“No, Mr. Lensman. I don’t mind admitting that, when he told me how he wished to dispose of his property, I urged him against leaving his money to one who, I understand, is a comparative stranger. But Mr. Colson had great faith in you, and said that he had made a study of your character and was satisfied that you could carry on his work. That was the one thing which worried him, the possibility of his life’s work being broken off with no successor to take it up when he put it down. There is a clause in the will which makes it possible for you to operate his property immediately.”
Tim smiled sadly. “I don’t know what operating his property’ means,” he said. And then, as a thought struck him: “Unless he refers to his speculations. The Stock Exchange is an unknown country to me. Has any discovery been made about the man in the motor-launch?”
Inspector Bennett nodded.
“The launch was found abandoned in a local reach of the Thames,” he said. “The murderer must have landed and made his way on foot. By the way, do you know he is wounded? We found traces of blood on the launch.”
Tim nodded. “I had an idea I winged him,” he said. “The brute!”
Late that afternoon there was a sensational discovery: the body of a man was found, lying amidst the weeds three miles down the river. He had been shot with a revolver.
“He is our man undoubtedly,” said the inspector, who brought the news. “There is a shot wound in his shoulder.”
“But I did not use a rifle or a revolver,” said Tim, puzzled.
“Somebody else did,” said the inspector grimly. “Dead men tell no tales.”
“Where was he found?”
“Near Mr. Hildreth’s private landing stage —” began the inspector.
“Hildreth?” Tim stared at him open-mouthed. “Has Hildreth got a property near here?”
“Oh, yes; he has a big estate about three miles down the river.” The detective was eyeing the boy keenly. “What do you know about Mr. Hildreth?”
In a few words Tim told of the interview which he had witnessed, and the detective frowned.
“It can only be a coincidence that the man was found on his estate,” he said. “Mr. Hildreth is a very rich man and a Justice of the Peace.”
Nevertheless, he did not speak with any great conviction, and Tim had the impression that Bennett’s view of Hildreth was not such an exalted one as he made out.

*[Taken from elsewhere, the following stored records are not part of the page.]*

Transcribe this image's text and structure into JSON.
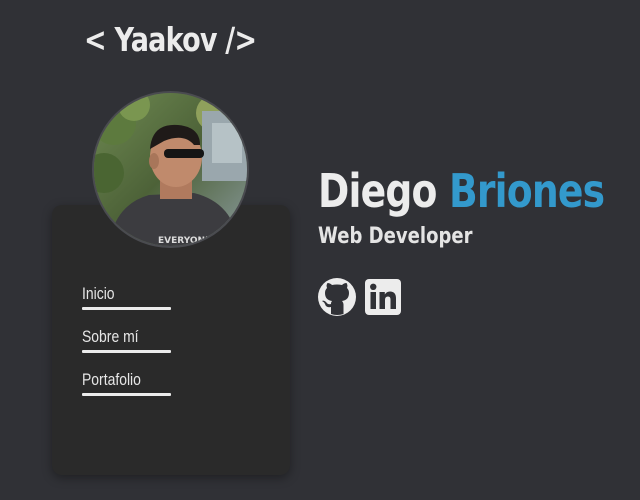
{
  "brand": {
    "logo_text": "< Yaakov />"
  },
  "profile": {
    "avatar_icon": "profile-photo"
  },
  "nav": {
    "items": [
      {
        "label": "Inicio"
      },
      {
        "label": "Sobre mí"
      },
      {
        "label": "Portafolio"
      }
    ]
  },
  "hero": {
    "first_name": "Diego",
    "last_name": "Briones",
    "role": "Web Developer"
  },
  "socials": [
    {
      "icon": "github-icon"
    },
    {
      "icon": "linkedin-icon"
    }
  ],
  "colors": {
    "background": "#303136",
    "sidebar": "#2a2a2a",
    "accent": "#3399cc",
    "text": "#ececec"
  }
}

Borrowing the old motor-bicycle of the science master, he rode over to Bisham and broke the news to Chap West and his sister. The girl was horrified.
“But, Tim, it doesn’t seem possible!” she said. “Why should they do it? The poor old man!”
When Chap had recovered from the shock of the news, he advanced a dozen theories in rapid succession, each more wildly improbable than the last; but all his theorising was silenced when Tim told him of Colson’s will.
“I’m only a kid, and absolutely unfitted for the task he has set me,” Tim said quietly; “but I am determined to go on with his work, and shall secure the best technical help I can to reconstitute the apparatus which has been destroyed.”
“What do you think is behind it?” asked Chap.
Tim shook his head. “Something beyond my understanding,” he replied. “Mr. Colson made a discovery, but what that discovery was we have to learn. One of the last things he told me was that he had written out a full account of his investigations, and I am starting an immediate search for that manuscript. And then there is the stone in the grounds, with all those queer figures and letters which have to be deciphered.”
“Have you any idea what the nature of the discovery was?” asked Chap.
“Yes, I think I have,” he said. “Mr. Colson was undoubtedly in communication with another planet!”
Last updated Monday, December 22, 2014 at 10:56